Problem description: With the pictures left aside, write out the entries that follow exactly.

(Dataset rows for apps and sites)
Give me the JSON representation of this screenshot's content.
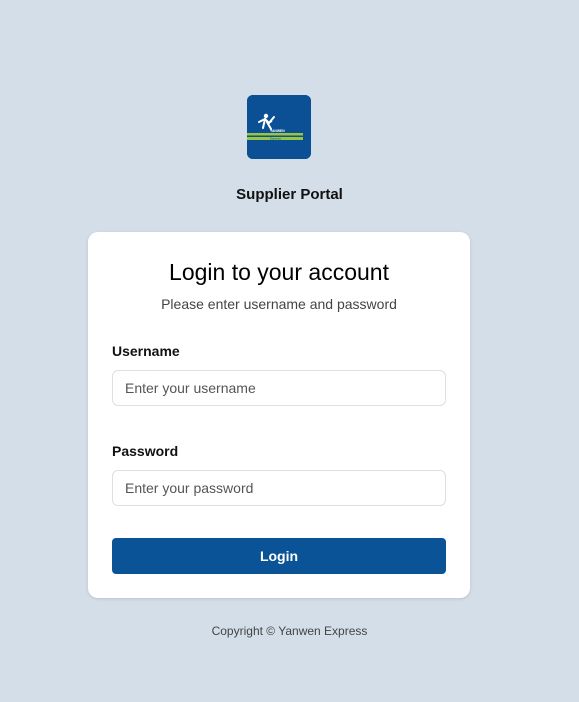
{
  "header": {
    "logo_icon": "yanwen-logo-icon",
    "logo_text_line1": "YANWEN",
    "logo_text_line2": "Express",
    "portal_title": "Supplier Portal"
  },
  "login_card": {
    "title": "Login to your account",
    "subtitle": "Please enter username and password",
    "username": {
      "label": "Username",
      "placeholder": "Enter your username",
      "value": ""
    },
    "password": {
      "label": "Password",
      "placeholder": "Enter your password",
      "value": ""
    },
    "login_button_label": "Login"
  },
  "footer": {
    "copyright": "Copyright © Yanwen Express"
  },
  "colors": {
    "background": "#d3dee8",
    "brand_blue": "#0b5397",
    "logo_green": "#9bc53d"
  }
}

Task result:
Give me the JSON representation of this screenshot's content.
{
  "header": {
    "logo_icon": "yanwen-logo-icon",
    "logo_text_line1": "YANWEN",
    "logo_text_line2": "Express",
    "portal_title": "Supplier Portal"
  },
  "login_card": {
    "title": "Login to your account",
    "subtitle": "Please enter username and password",
    "username": {
      "label": "Username",
      "placeholder": "Enter your username",
      "value": ""
    },
    "password": {
      "label": "Password",
      "placeholder": "Enter your password",
      "value": ""
    },
    "login_button_label": "Login"
  },
  "footer": {
    "copyright": "Copyright © Yanwen Express"
  },
  "colors": {
    "background": "#d3dee8",
    "brand_blue": "#0b5397",
    "logo_green": "#9bc53d"
  }
}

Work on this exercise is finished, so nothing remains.